The City had the power to make the easement contracts. That portion of the contracts, which provided appellants were allowed to purchase water at a specified rate was ultra vires and not binding on future City administrations. The City could not, however, continue to use the easements by virtue of said contracts and at the same time refuse to pay the consideration agreed to be paid in said contracts by selling water to appellants at the agreed rate. The City cannot be compelled to use the easements. It may at any time repudiate the contracts and abandon them but so long as it chooses to use the easements it must also abide by the terms of the contracts and deliver water to appellants at the rate specified therein. The City in good conscience should not be permitted to reap the benefits of the contracts and at the same time refuse to pay the consideration therefor. The City "cannot have its cake and eat it, too." The power of the City to regulate rates to be charged for water is governmental in character. Its power to acquire water works and furnish water therefrom is proprietary. City of Uvalde v. Uvalde Electric & Ice Co., Tex. Com.App., 250 S.W. 140; City of Wink v. Wink Gas Co., Tex.Civ.App., 115 S.W.2d 973.

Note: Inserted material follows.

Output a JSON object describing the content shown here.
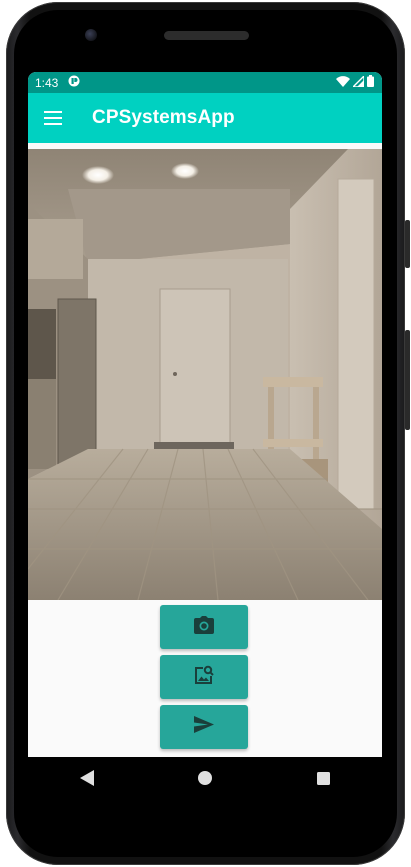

The City relies upon, among others, the following cases to support its position: City of Brenham v. Brenham Water Co., 67 Tex. 542, 4 S.W. 143; City of Teague v. Sheffield, Tex.Civ.App., 26 S.W.2d 417; Sayles v. City of Abilene, Tex.Civ.App., 290 S.W. 239. We find nothing in these cases contrary to our holding. The instant case is distinguishable from the cited cases on the facts. In the case at bar, the appellants are not seeking to compel the City to continue the use of the easements. They are only asking that the City be required to sell them water at the agreed price so long as it uses the easements. The case of Tone v. Tillamook City, 58 Or. 382, 114 P. 938, 940 by the Supreme Court of Oregon, is exactly in point. The facts in that case are almost identical with the instant case. The court, in dealing with the same question we have here, said:
It is the settled law that a municipal corporation is estopped to deny the validity of a contract where it exacts performance from the other party and accepts the benefits accruing to it therefrom. 30A Tex.Jur., Sec. 442, page 462; Sluder v. City of San Antonio, Tex.Com.App., 2 S.W.2d 841; City of Fort Smith v. United States Rubber Co., 184 Ark. 588, 42 S.W.2d 1004; 31 C.J.S., Estoppel, § 111, page 358; Guadalupe-Blanco River Authority v. City of San Antonio, 145 Tex. 611, 200 S.W.2d 989.
The City contends that the appellants have an adequate remedy at law and, therefore, are not entitled to an injunction. We do not agree with this contention. The act of the City in continuing to use the easements without paying the agreed consideration constitutes a continuing trespass. If appellants are forced to file suit for damages this would result in a multiplicity of suits. Each of them would be compelled to file a suit each month for the difference between the agreed water rate and the rate actually charged.
We believe the appellants are entitled to the injunction prayed for, therefore, the judgment of the trial court is reversed and the cause is remanded to the trial court with instructions to grant an injunction restraining the City from charging a higher rate than that agreed to in the easement contracts, so long as it uses the easements.